Articles Discussing Employment Law Class Actions
Check out our Winter 2020 Class Action Trends Report. Our quarterly report discusses new developments in class action litigation and offers strategic guidance and tactical tips on how to defend such claims. This issue covers using data analytics. Read it here.
The U.S. Court of Appeals for the Seventh Circuit has denied en banc review of a ruling that created a new framework for when employees who have entered into arbitration agreements receive collective action notices.
Earlier this year, in a case of first impression, the Seventh Circuit developed a required
In back-to-back decisions bound to have significant impact on Telephone Consumer Protection Act (TCPA) class action litigation, the Eleventh and Seventh Circuit Courts recently reached similar conclusions, narrowly holding that the TCPA’s definition of Automatic Telephone Dialing System (ATDS) only includes equipment that is capable of storing or producing numbers using a “random or sequential” number
In a decision that may have significant impact on businesses that face Telephone Consumer Protect Act (“TCPA”) related class action litigation, the Supreme Court recently accepted certiorari of a petition to rule on the constitutionality of the TCPA. The Court agreed to review a ruling of the Fourth Circuit which
On January 31, 2020, the district court in Chamber of Commerce of the United States, et al. v. Becerra, et al., E.D. Cal. Case No. 2:19-cv-2456, granted the request for a preliminary injunction enjoining the State of California (the State) from enforcing Assembly Bill 51 (AB 51) against arbitration agreements governed by the Federal Arbitration Act (FAA). A week later, on February 7, 2020, the court issued its written order detailing the court’s reasoning for granting the preliminary injunction.
On Christmas Eve, the Third Circuit issued a decision restricting certification of wage/hour classes for off-the-clock cases and increasing the threshold for other wage/hour matters. See Ferreras v. American Airlines, Inc. (Dec. 24, 2019). While this decision may reduce the number of wage/hour class actions certified in the Third Circuit (which covers Pennsylvania, New Jersey, Delaware, and the Virgin Islands), it is predicted to cause an increase in the number of wage/hour class action filings in New Jersey state courts.
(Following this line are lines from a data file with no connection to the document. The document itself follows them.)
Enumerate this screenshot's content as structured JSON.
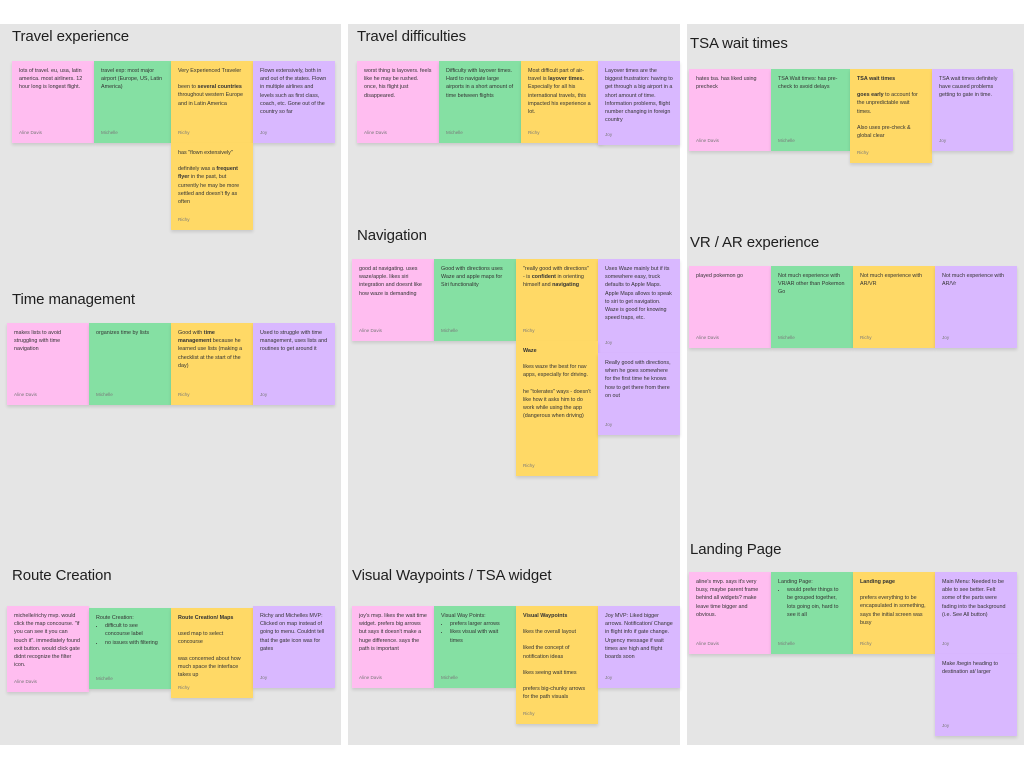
{
  "canvas": {
    "panels": [
      {
        "id": "left",
        "sections": [
          "Travel experience",
          "Time management",
          "Route Creation"
        ]
      },
      {
        "id": "middle",
        "sections": [
          "Travel difficulties",
          "Navigation",
          "Visual Waypoints / TSA widget"
        ]
      },
      {
        "id": "right",
        "sections": [
          "TSA wait times",
          "VR / AR experience",
          "Landing Page"
        ]
      }
    ]
  },
  "colors": {
    "pink": "#ffbdf0",
    "green": "#85e0a3",
    "yellow": "#ffd966",
    "purple": "#d9b8ff",
    "panel_bg": "#e5e5e5"
  },
  "authors": {
    "pink": "Aline Davis",
    "green": "Michelle",
    "yellow": "Richy",
    "purple": "Joy"
  },
  "sections": {
    "travel_experience": {
      "title": "Travel experience",
      "notes": [
        {
          "author": "Aline Davis",
          "text": "lots of travel. eu, usa, latin america. most airliners. 12 hour long is longest flight."
        },
        {
          "author": "Michelle",
          "text": "travel exp: most major airport (Europe, US, Latin America)"
        },
        {
          "author": "Richy",
          "lines": [
            "Very Experienced Traveler",
            "been to ",
            "several countries",
            " throughout western Europe and in Latin America"
          ]
        },
        {
          "author": "Joy",
          "text": "Flown extensively, both in and out of the states. Flown in multiple airlines and levels such as first class, coach, etc. Gone out of the country so far"
        },
        {
          "author": "Richy",
          "lines": [
            "has \"flown extensively\"",
            "definitely was a ",
            "frequent flyer",
            " in the past, but currently he may be more settled and doesn't fly as often"
          ]
        }
      ]
    },
    "time_management": {
      "title": "Time management",
      "notes": [
        {
          "author": "Aline Davis",
          "text": "makes lists to avoid struggling with time navigation"
        },
        {
          "author": "Michelle",
          "text": "organizes time by lists"
        },
        {
          "author": "Richy",
          "lines": [
            "Good with ",
            "time management",
            " because he learned use lists (making a checklist at the start of the day)"
          ]
        },
        {
          "author": "Joy",
          "text": "Used to struggle with time management, uses lists and routines to get around it"
        }
      ]
    },
    "route_creation": {
      "title": "Route Creation",
      "notes": [
        {
          "author": "Aline Davis",
          "text": "michelle/richy mvp. would click the map concourse. \"if you can see it you can touch it\". immediately found exit button. would click gate didnt recognize the filter icon."
        },
        {
          "author": "Michelle",
          "heading": "Route Creation:",
          "bullets": [
            "difficult to see concourse label",
            "no issues with filtering"
          ]
        },
        {
          "author": "Richy",
          "heading": "Route Creation/ Maps",
          "paras": [
            "used map to select concourse",
            "was concerned about how much space the interface takes up"
          ]
        },
        {
          "author": "Joy",
          "text": "Richy and Michelles MVP: Clicked on map instead of going to menu. Couldnt tell that the gate icon was for gates"
        }
      ]
    },
    "travel_difficulties": {
      "title": "Travel difficulties",
      "notes": [
        {
          "author": "Aline Davis",
          "text": "worst thing is layovers. feels like he may be rushed. once, his flight just disappeared."
        },
        {
          "author": "Michelle",
          "text": "Difficulty with layover times. Hard to navigate large airports in a short amount of time between flights"
        },
        {
          "author": "Richy",
          "lines": [
            "Most difficult part of air-travel is ",
            "layover times.",
            " Especially for all his international travels, this impacted his experience a lot."
          ]
        },
        {
          "author": "Joy",
          "text": "Layover times are the biggest frustration: having to get through a big airport in a short amount of time. Information problems, flight number changing in foreign country"
        }
      ]
    },
    "navigation": {
      "title": "Navigation",
      "notes": [
        {
          "author": "Aline Davis",
          "text": "good at navigating. uses waze/apple. likes siri integration and doesnt like how waze is demanding"
        },
        {
          "author": "Michelle",
          "text": "Good with directions uses Waze and apple maps for Siri functionality"
        },
        {
          "author": "Richy",
          "lines": [
            "\"really good with directions\" - is ",
            "confident",
            " in orienting himself and ",
            "navigating"
          ]
        },
        {
          "author": "Joy",
          "text": "Uses Waze mainly but if its somewhere easy, truck defaults to Apple Maps. Apple Maps allows to speak to siri to get navigation. Waze is good for knowing speed traps, etc."
        },
        {
          "author": "Richy",
          "heading": "Waze",
          "paras": [
            "likes waze the best for nav apps, especially for driving.",
            "he \"tolerates\" ways - doesn't like how it asks him to do work while using the app (dangerous when driving)"
          ]
        },
        {
          "author": "Joy",
          "text": "Really good with directions, when he goes somewhere for the first time he knows how to get there from there on out"
        }
      ]
    },
    "visual_waypoints": {
      "title": "Visual Waypoints / TSA widget",
      "notes": [
        {
          "author": "Aline Davis",
          "text": "joy's mvp. likes the wait time widget. prefers big arrows but says it doesn't make a huge difference. says the path is important"
        },
        {
          "author": "Michelle",
          "heading": "Visual Way Points:",
          "bullets": [
            "prefers larger arrows",
            "likes visual with wait times"
          ]
        },
        {
          "author": "Richy",
          "heading": "Visual Waypoints",
          "paras": [
            "likes the overall layout",
            "liked the concept of notification ideas",
            "likes seeing wait times",
            "prefers big-chunky arrows for the path visuals"
          ]
        },
        {
          "author": "Joy",
          "text": "Joy MVP: Liked bigger arrows. Notification/ Change in flight info if gate change. Urgency message if wait times are high and flight boards soon"
        }
      ]
    },
    "tsa_wait_times": {
      "title": "TSA wait times",
      "notes": [
        {
          "author": "Aline Davis",
          "text": "hates tsa. has liked using precheck"
        },
        {
          "author": "Michelle",
          "text": "TSA Wait times: has pre-check to avoid delays"
        },
        {
          "author": "Richy",
          "heading": "TSA wait times",
          "lead_bold": "goes early",
          "lead_rest": " to account for the unpredictable wait times.",
          "extra": "Also uses pre-check & global clear"
        },
        {
          "author": "Joy",
          "text": "TSA wait times definitely have caused problems getting to gate in time."
        }
      ]
    },
    "vr_ar": {
      "title": "VR / AR experience",
      "notes": [
        {
          "author": "Aline Davis",
          "text": "played pokemon go"
        },
        {
          "author": "Michelle",
          "text": "Not much experience with VR/AR other than Pokemon Go"
        },
        {
          "author": "Richy",
          "text": "Not much experience with AR/VR"
        },
        {
          "author": "Joy",
          "text": "Not much experience with AR/Vr"
        }
      ]
    },
    "landing_page": {
      "title": "Landing Page",
      "notes": [
        {
          "author": "Aline Davis",
          "text": "aline's mvp. says it's very busy, maybe parent frame behind all widgets? make leave time bigger and obvious."
        },
        {
          "author": "Michelle",
          "heading": "Landing Page:",
          "bullets": [
            "would prefer things to be grouped together, lots going oin, hard to see it all"
          ]
        },
        {
          "author": "Richy",
          "heading": "Landing page",
          "paras": [
            "prefers everything to be encapsulated in something, says the initial screen was busy"
          ]
        },
        {
          "author": "Joy",
          "text": "Main Menu: Needed to be able to see better. Felt some of the parts were fading into the background (i.e. See All button)"
        },
        {
          "author": "Joy",
          "text": "Make /begin heading to destination at/ larger"
        }
      ]
    }
  }
}
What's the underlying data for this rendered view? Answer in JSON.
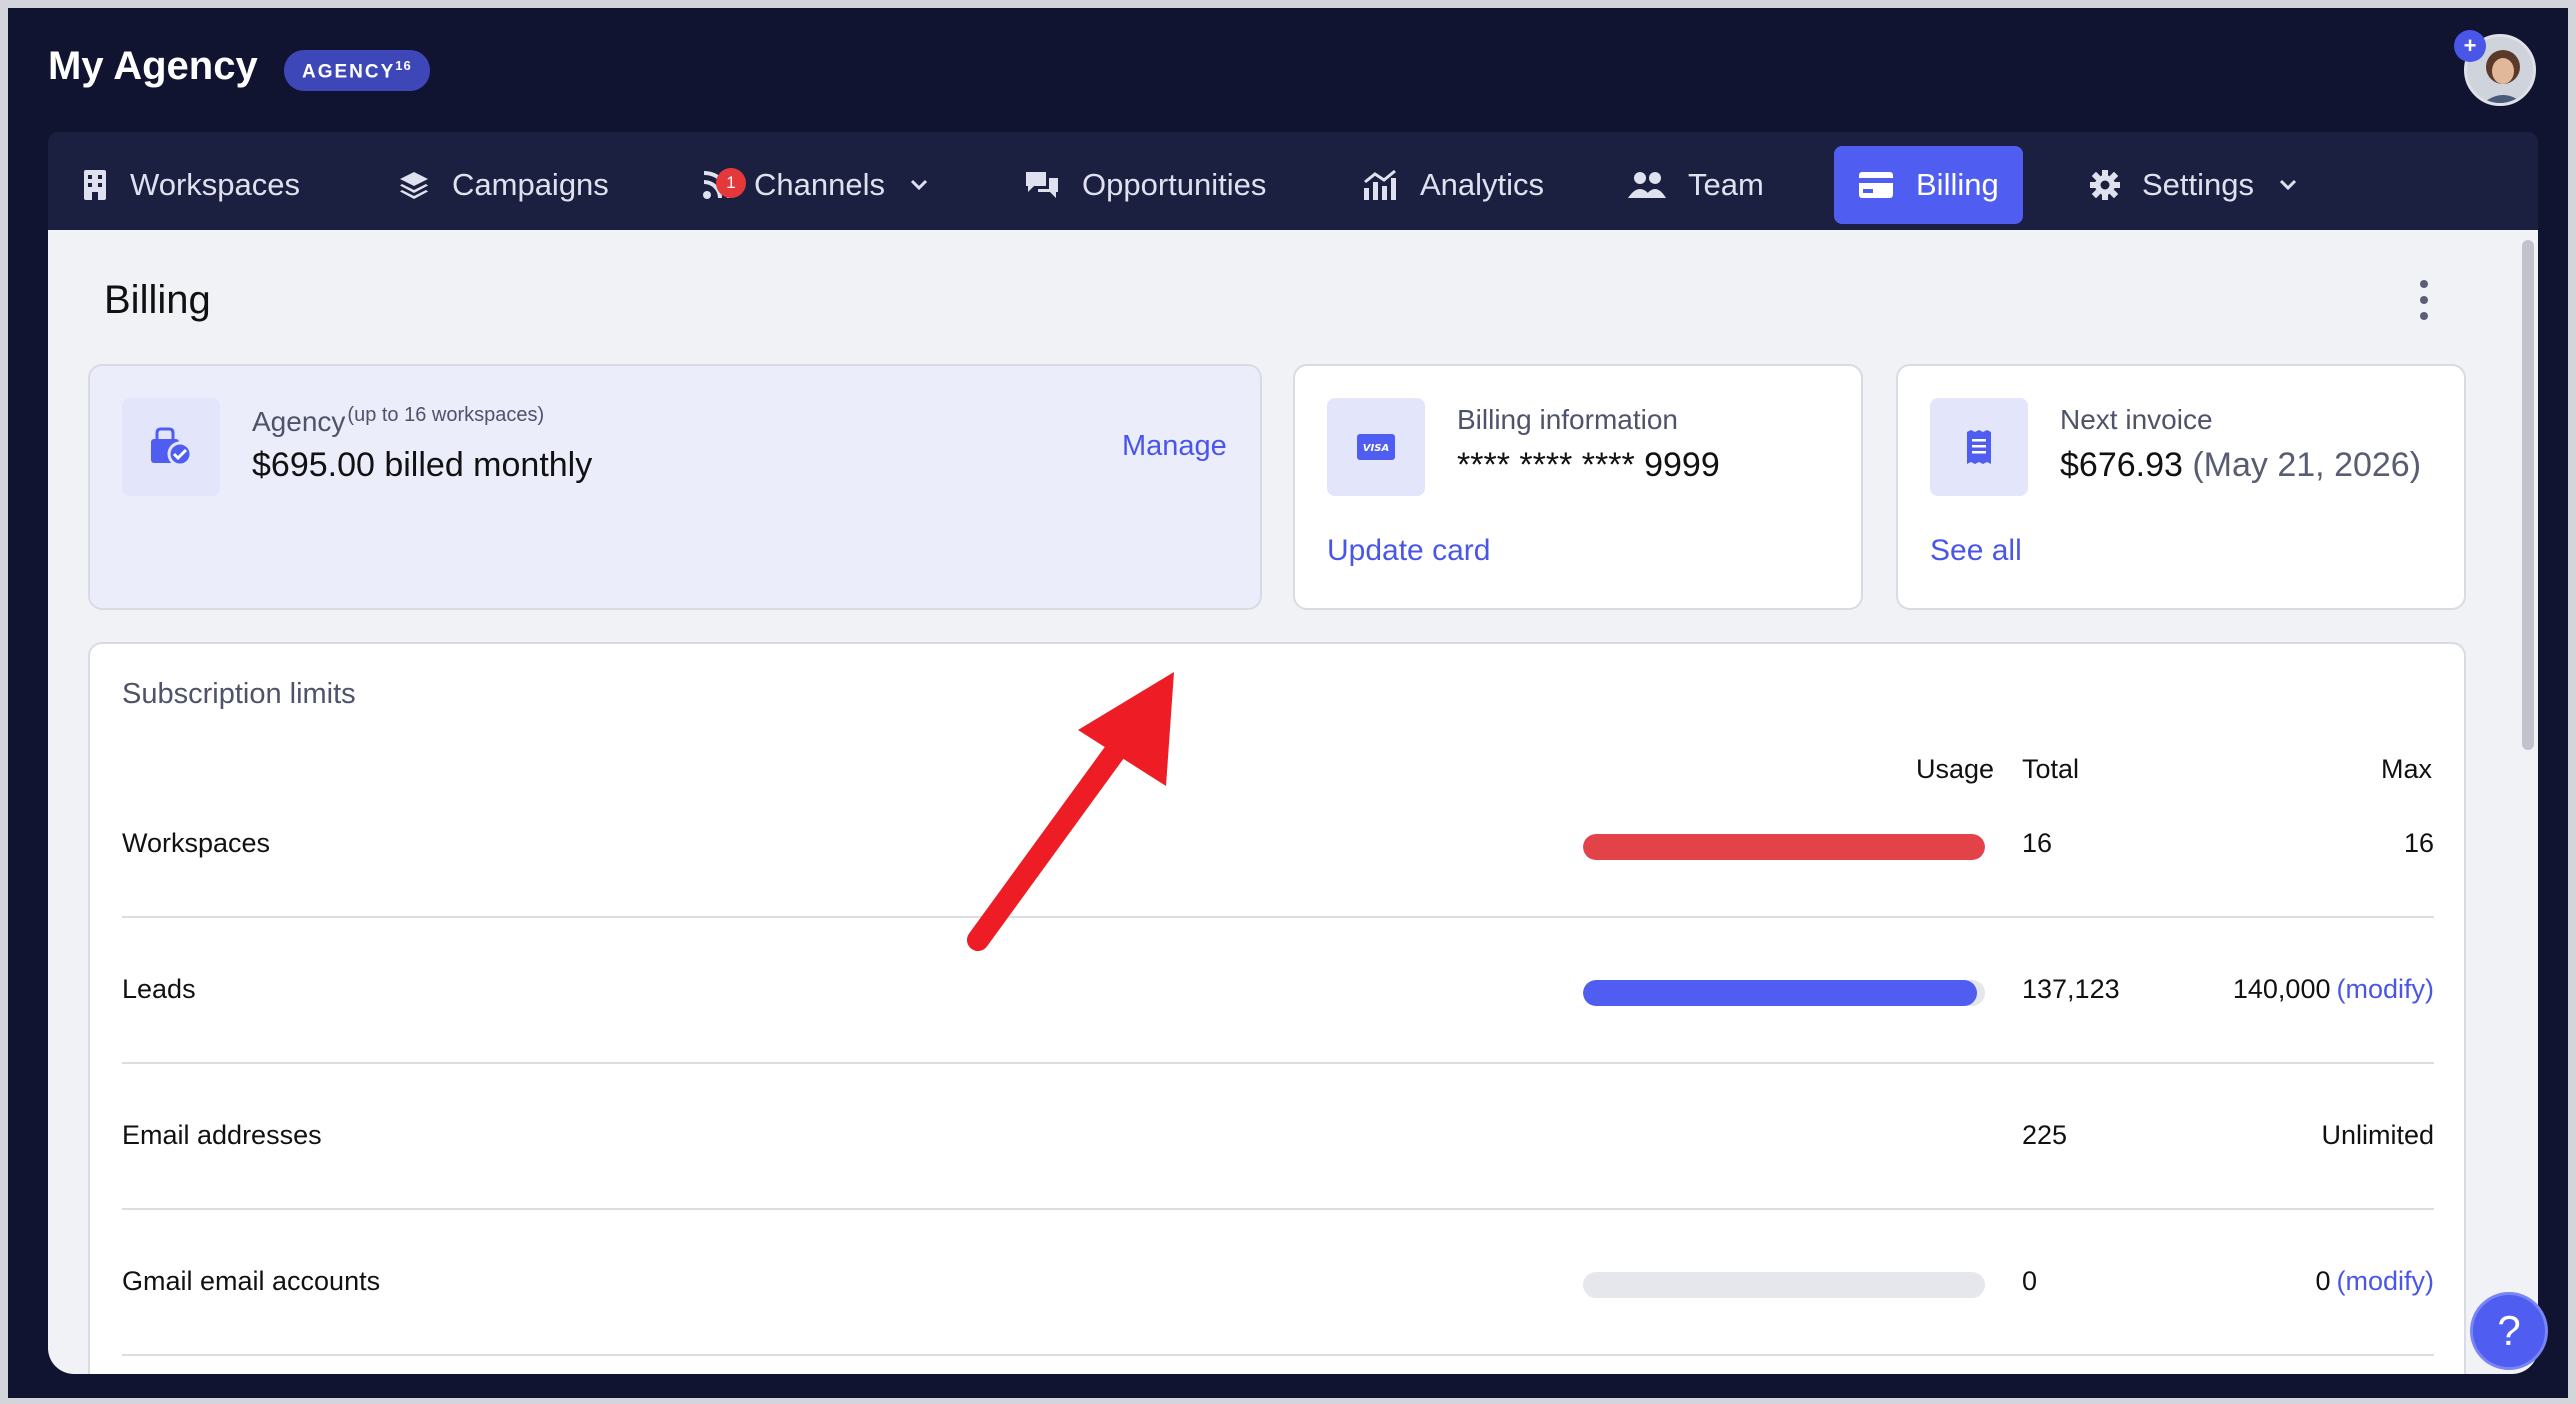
{
  "app": {
    "title": "My Agency",
    "plan_badge": "AGENCY",
    "plan_badge_sup": "16",
    "avatar_plus": "+"
  },
  "nav": {
    "items": [
      {
        "label": "Workspaces",
        "icon": "building-icon"
      },
      {
        "label": "Campaigns",
        "icon": "layers-icon"
      },
      {
        "label": "Channels",
        "icon": "rss-icon",
        "badge": "1",
        "has_dropdown": true
      },
      {
        "label": "Opportunities",
        "icon": "chat-bubbles-icon"
      },
      {
        "label": "Analytics",
        "icon": "chart-icon"
      },
      {
        "label": "Team",
        "icon": "users-icon"
      },
      {
        "label": "Billing",
        "icon": "credit-card-icon",
        "active": true
      },
      {
        "label": "Settings",
        "icon": "gear-icon",
        "has_dropdown": true
      }
    ]
  },
  "page": {
    "title": "Billing"
  },
  "plan_card": {
    "label": "Agency",
    "label_sup": "(up to 16 workspaces)",
    "value": "$695.00 billed monthly",
    "manage_link": "Manage"
  },
  "billing_card": {
    "label": "Billing information",
    "card_number": "**** **** **** 9999",
    "card_brand": "VISA",
    "link": "Update card"
  },
  "invoice_card": {
    "label": "Next invoice",
    "amount": "$676.93",
    "date": "(May 21, 2026)",
    "link": "See all"
  },
  "limits": {
    "title": "Subscription limits",
    "headers": {
      "usage": "Usage",
      "total": "Total",
      "max": "Max"
    },
    "rows": [
      {
        "name": "Workspaces",
        "usage_fraction": 1.0,
        "bar_color": "#e34348",
        "total": "16",
        "max": "16",
        "modify": ""
      },
      {
        "name": "Leads",
        "usage_fraction": 0.979,
        "bar_color": "#4f5ef0",
        "total": "137,123",
        "max": "140,000",
        "modify": "(modify)"
      },
      {
        "name": "Email addresses",
        "usage_fraction": null,
        "bar_color": "",
        "total": "225",
        "max": "Unlimited",
        "modify": ""
      },
      {
        "name": "Gmail email accounts",
        "usage_fraction": 0,
        "bar_color": "#e6e7ec",
        "total": "0",
        "max": "0",
        "modify": "(modify)"
      }
    ]
  },
  "help_button": "?",
  "colors": {
    "accent": "#4f5ef0",
    "danger": "#e34348",
    "header_bg": "#111431",
    "annotation_arrow": "#ee1c24"
  }
}
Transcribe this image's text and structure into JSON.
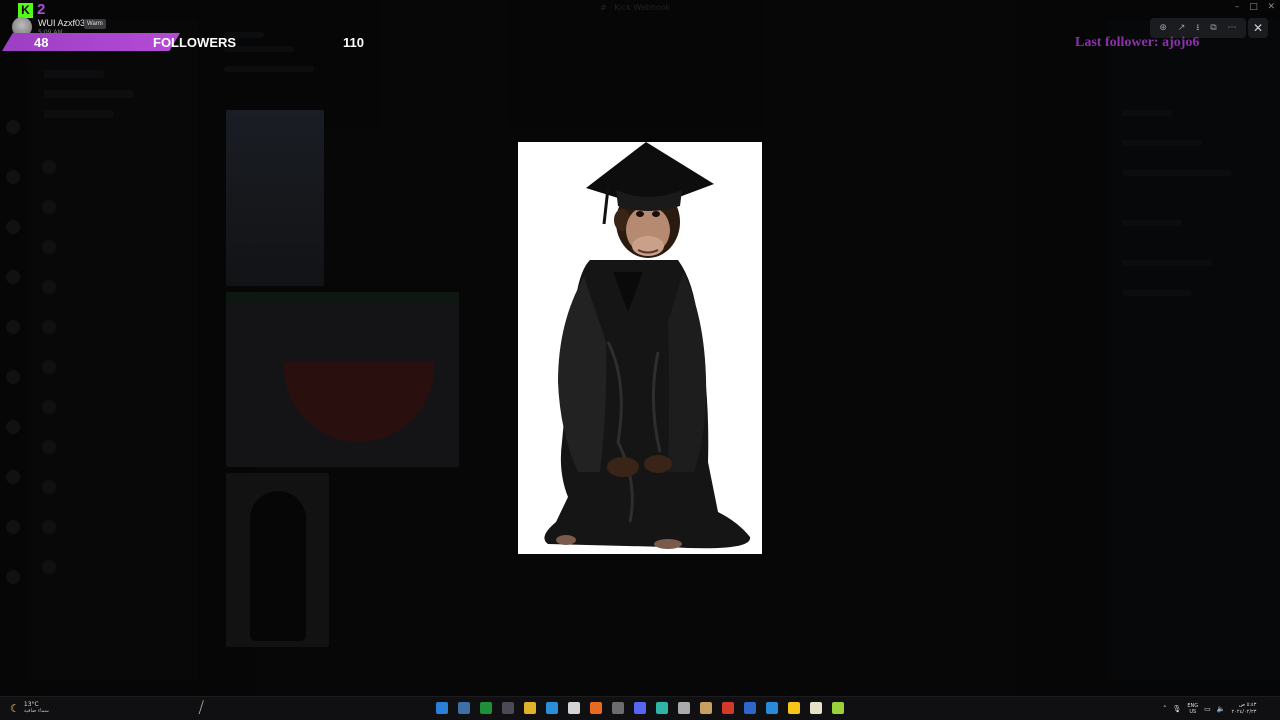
{
  "window": {
    "title": "# · Kick Webhook"
  },
  "overlay": {
    "kick_count": "2",
    "user_name": "WUI Azxf03",
    "user_badge": "Warm",
    "user_sub": "5:09 AM",
    "followers_count": "48",
    "followers_label": "FOLLOWERS",
    "followers_goal": "110",
    "last_follower": "Last follower: ajojo6"
  },
  "viewer": {
    "toolbar_icons": [
      "zoom-icon",
      "share-icon",
      "download-icon",
      "open-external-icon",
      "more-icon"
    ],
    "close_label": "✕"
  },
  "taskbar": {
    "weather_temp": "13°C",
    "weather_desc": "سماء صافية",
    "lang_top": "ENG",
    "lang_bottom": "US",
    "clock_time": "٥:٤٣ ص",
    "clock_date": "٢٠٢٤/٠٢/٢٣"
  },
  "colors": {
    "kick_green": "#53fc18",
    "accent_purple": "#b14bd8",
    "last_follower_purple": "#8e2fae"
  }
}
As discussed in our previous legal alert, the recently enacted New Jersey Wage Theft Act by itself will undoubtedly spark an increase in New Jersey state court filings because of the significant increase in damages and lower burden of proof compared to the federal Fair Labor Standards Act (FLSA). The Third Circuit’s decision will likely result in even more state court wage/hour class action filings.
Reinforcing the burden on any putative class to satisfy all of the requirements of Federal Rule of Civil Procedure 23, the U.S. Court of Appeals for the Ninth Circuit has affirmed the district court’s order denying the plaintiffs’ motion for class certification in an employment discrimination action. Moussouris v. Microsoft Corp., No. 18-35791 (9th Cir. Dec. 24, 2019).
Our quarterly report discusses new developments in class action litigation and offers strategic guidance and tactical tips on how to defend such claims. This issue covers the following topics:
Our quarterly report takes a look back at the most significant class action developments over the last year, including litigation trends, court decisions, and legislative and regulatory changes that are certain to invite class litigation.
The fight over the scope of the “ABC test” for determining the status of workers under California state law continues unabated. A series of court filings last week suggests that state and local officials may be gearing up to aggressively enforce AB 5, the law that codified and expanded the application of the ABC test in the Golden State.
Since October 24, 2019, blind and vision-impaired individuals have filed more than ninety lawsuits claiming that the public accommodations provisions of the Americans with Disabilities Act (Title III) and its state and local equivalents require retailers and restaurants that offer gift cards to offer those cards in Braille.
Our quarterly report discusses new developments in class action litigation and offers strategic guidance and tactical tips on how to defend such claims.
While notices pursuant to the Consolidated Omnibus Budget Reconciliation Act (“COBRA”) are viewed as fairly standard, some plaintiffs’ counsel have recently zoomed in on the type of information included in these notices. Recently in Florida, three separate class action lawsuits alleged that the employer’s COBRA notice did not comply with the Department of Labor regulation.
A federal judge in Kentucky recently ruled that anecdotal accounts alone cannot support a class claim of discrimination without “substantial statistical evidence of company-wide discrimination.” Freeman v. Delta Air Lines, No. 2:15-cv-160 (WOB-CJS) (E.D. Ky. June 14, 2019).